Yahoo! Pipes is celebrating their one year anniversary; plenty has been written on what Pipes is and what it does, so I'll spare you mere description with an incredible amount of fanfare by tech media. O'Reilly wrote:
Yahoo!'s new Pipes service is a milestone in the history of the internet
But not everyone agreed at the time. IT Week columnist Tim Anderson asked if Pipes was all it cracked up to be, mere days after the announcement. The author attacks not the concept or implementation, but the open internet culture it needs to succeed:
Participating in mashups works well for e-commerce sites like eBay or Amazon, because it drives sales, but that model fails for other kinds of services.
Clearly at release, opinions clashed. So after a year in beta, has Pipes succeeded? The answer has slowly become clear to me. They've certainly jumpstarted a new class of web application, which I have been using ("beta testing") for much of the past year. But what I've found is equal parts frustrating and amazing.
Milestone of internet programming?
Firstly, in some senses, O'Reilly understates the accomplishment of Yahoo! Pipes. UNIX pipes are fantastic, but textual representations lead to common linear topologies. Even the canonical program tee merely dumps output to a file, rather than duplicating the stream into a second pipe. UNIX pipes essentially allow you to glue two text apps together, with some fun filters like grep in between. Search all your source code for instances of blah and display in a text editor, or create a diff of a programming project and mail it to a grader. Anything more complex than this and you'll suddenly need to be writing code in C to arrange the programs and pipes, which quickly loses advantage and appeal. But there's a broad satisfaction among UNIX users with pipes; you can quickly write a program to perform a specific task without even thinking about programming -- it feels more like simply using the system than actually programming.
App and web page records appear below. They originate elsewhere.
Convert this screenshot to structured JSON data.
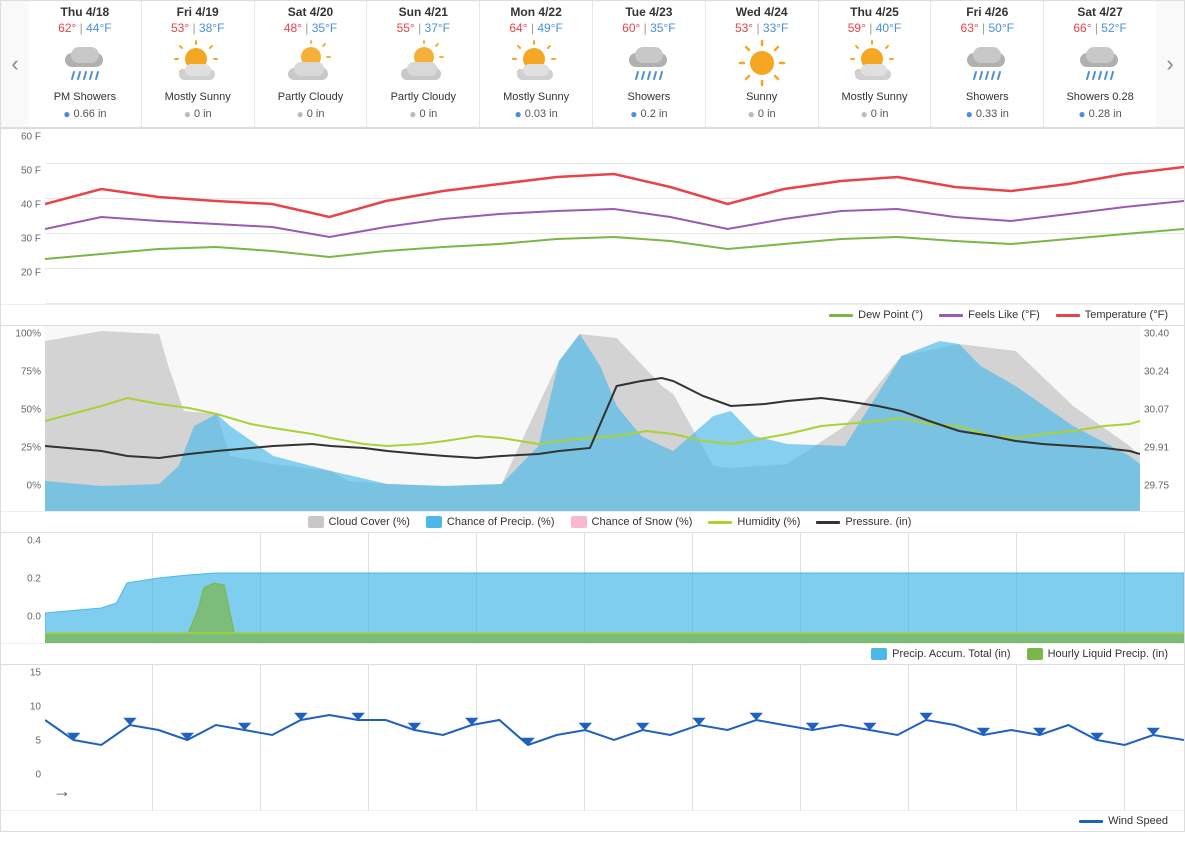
{
  "nav": {
    "prev_label": "‹",
    "next_label": "›"
  },
  "days": [
    {
      "name": "Thu 4/18",
      "high": "62°",
      "low": "44°F",
      "condition": "PM Showers",
      "precip": "0.66 in",
      "precip_type": "blue",
      "icon": "showers"
    },
    {
      "name": "Fri 4/19",
      "high": "53°",
      "low": "38°F",
      "condition": "Mostly Sunny",
      "precip": "0 in",
      "precip_type": "gray",
      "icon": "mostly-sunny"
    },
    {
      "name": "Sat 4/20",
      "high": "48°",
      "low": "35°F",
      "condition": "Partly Cloudy",
      "precip": "0 in",
      "precip_type": "gray",
      "icon": "partly-cloudy"
    },
    {
      "name": "Sun 4/21",
      "high": "55°",
      "low": "37°F",
      "condition": "Partly Cloudy",
      "precip": "0 in",
      "precip_type": "gray",
      "icon": "partly-cloudy"
    },
    {
      "name": "Mon 4/22",
      "high": "64°",
      "low": "49°F",
      "condition": "Mostly Sunny",
      "precip": "0.03 in",
      "precip_type": "blue",
      "icon": "mostly-sunny"
    },
    {
      "name": "Tue 4/23",
      "high": "60°",
      "low": "35°F",
      "condition": "Showers",
      "precip": "0.2 in",
      "precip_type": "blue",
      "icon": "showers"
    },
    {
      "name": "Wed 4/24",
      "high": "53°",
      "low": "33°F",
      "condition": "Sunny",
      "precip": "0 in",
      "precip_type": "gray",
      "icon": "sunny"
    },
    {
      "name": "Thu 4/25",
      "high": "59°",
      "low": "40°F",
      "condition": "Mostly Sunny",
      "precip": "0 in",
      "precip_type": "gray",
      "icon": "mostly-sunny"
    },
    {
      "name": "Fri 4/26",
      "high": "63°",
      "low": "50°F",
      "condition": "Showers",
      "precip": "0.33 in",
      "precip_type": "blue",
      "icon": "showers"
    },
    {
      "name": "Sat 4/27",
      "high": "66°",
      "low": "52°F",
      "condition": "Showers 0.28",
      "precip": "0.28 in",
      "precip_type": "blue",
      "icon": "showers"
    }
  ],
  "temp_chart": {
    "y_labels": [
      "60 F",
      "50 F",
      "40 F",
      "30 F",
      "20 F"
    ],
    "legend": [
      {
        "label": "Dew Point (°)",
        "color": "#7ab648",
        "type": "line"
      },
      {
        "label": "Feels Like (°F)",
        "color": "#9b59b6",
        "type": "line"
      },
      {
        "label": "Temperature (°F)",
        "color": "#e8434a",
        "type": "line"
      }
    ]
  },
  "humidity_chart": {
    "y_labels_left": [
      "100%",
      "75%",
      "50%",
      "25%",
      "0%"
    ],
    "y_labels_right": [
      "30.40",
      "30.24",
      "30.07",
      "29.91",
      "29.75"
    ],
    "legend": [
      {
        "label": "Cloud Cover (%)",
        "color": "#c8c8c8",
        "type": "area"
      },
      {
        "label": "Chance of Precip. (%)",
        "color": "#4ab9e8",
        "type": "area"
      },
      {
        "label": "Chance of Snow (%)",
        "color": "#f7b8d0",
        "type": "area"
      },
      {
        "label": "Humidity (%)",
        "color": "#aad136",
        "type": "line"
      },
      {
        "label": "Pressure. (in)",
        "color": "#333",
        "type": "line"
      }
    ]
  },
  "precip_chart": {
    "y_labels": [
      "0.4",
      "0.2",
      "0.0"
    ],
    "legend": [
      {
        "label": "Precip. Accum. Total (in)",
        "color": "#4ab9e8",
        "type": "area"
      },
      {
        "label": "Hourly Liquid Precip. (in)",
        "color": "#7ab648",
        "type": "area"
      }
    ]
  },
  "wind_chart": {
    "y_labels": [
      "15",
      "10",
      "5",
      "0"
    ],
    "legend": [
      {
        "label": "Wind Speed",
        "color": "#2060c0",
        "type": "line"
      }
    ]
  }
}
Yahoo's graphical representation allows you to easily construct entire assemblies, split pipelines apart, independently modify them and recombine them into something far better. This concept is no milestone -- done correctly, it's a monument. A monument to what, exactly? Things that a few years ago I dismissed as junk: XML, Webservices, etc. Yahoo pipes correctly uses XML as a programmer tool, able to analyze it's own data input formats while writing your program. If your feed has extra attributes, these become targets for rules later on in the pipe. This has been the most impressive use of XML I've seen to date. Pipes effectively lowers the Web Services bar from people familiar with Greasemonkey or XML Transformations down closer to sysadmin skills.
So Pipes is great in that it maintains the simplicity of the UNIX pipes model, while extending it in ways the old model could never have adapted to. Unfortunately, a year later, a lot of bugs that would have been forgivable at release continue to exist. For example, regular expressions were added as a way to mangle strings. For advanced uses, this is priceless. Sadly, they're not implemented correctly. I repeatedly run into a wall regarding their regexp Module. It's painful enough learning Perl-like regular expression syntax, but Yahoo!'s bugs make it downright impossible for experts to do things let alone novices. HTML isn't meant to be parsed in this manner, and many sites may resort to fighting Pipes (which has an opt out system for content owners) and knock-offs (which may not) by twiddling the code in ways that affect regular expressions but not more advanced grammars used in actual rendering.
But this is not the only problem that comes up. I've constructed a fairly simple pipe that searches several RSS feeds for items, and formats them in a way that I can automate broadcatching with. One pipe, run with several different parameters. For reasons unknown to me, these pipes work fine in debugging mode, but in particular I get the same feed from two distinctly different parameters. I can only imagine that something is terribly broken in their caching scheme.
A third annoyance is that you can only use other modules as inputs. The beauty of UNIX pipes was that so many programs were "fittable" from either end. Yahoo! pipes cannot accept an anonymous standard input. Without this, every workaround you create must be duplicated in every pipe you need it for, and it's sometimes a typo bound endeavor.
Finally, the Pipes team is not at all on top of their beta tester user base. This is somewhat understandable when the comments are like "Pipes should have an easy HTML to RSS module!", but when you provide a test Pipe that clearly demonstrates simple bugs like regular expression case sensitivity, it sends a confusing signal to me. Are they not interested in fixing Pipes? Is there somehow a bigger problem I'm not seeing? Are the kinds of things I have in mind for Pipes simply not on the slated future of Pipes? A fellow Pipes user responds to my question:
I'm still not clear on how to alert the pipes development team about these issues.
If I was a Microsoft looking to evaluate the value Pipes adds to Yahoo!, these sorts of failings are not a good sign.
So now what?
I'm forced to conclude that Pipes is mostly a pipedream. In order to fix the many problems I'm encountering, I'll likely resort to abandoning Pipes in favor of running scripts locally. Plagger requires perl and is apparently a PITA to package. OCamlRSS has gone over a year since it's last update. This situation is slightly disappointing because with Pipes, the explanatory diagrams were the code. But for now I have more faith in my ability to translate hand drawn diagrams into code and perl regular expressions than Yahoo!s ability to deliver a working regExp system.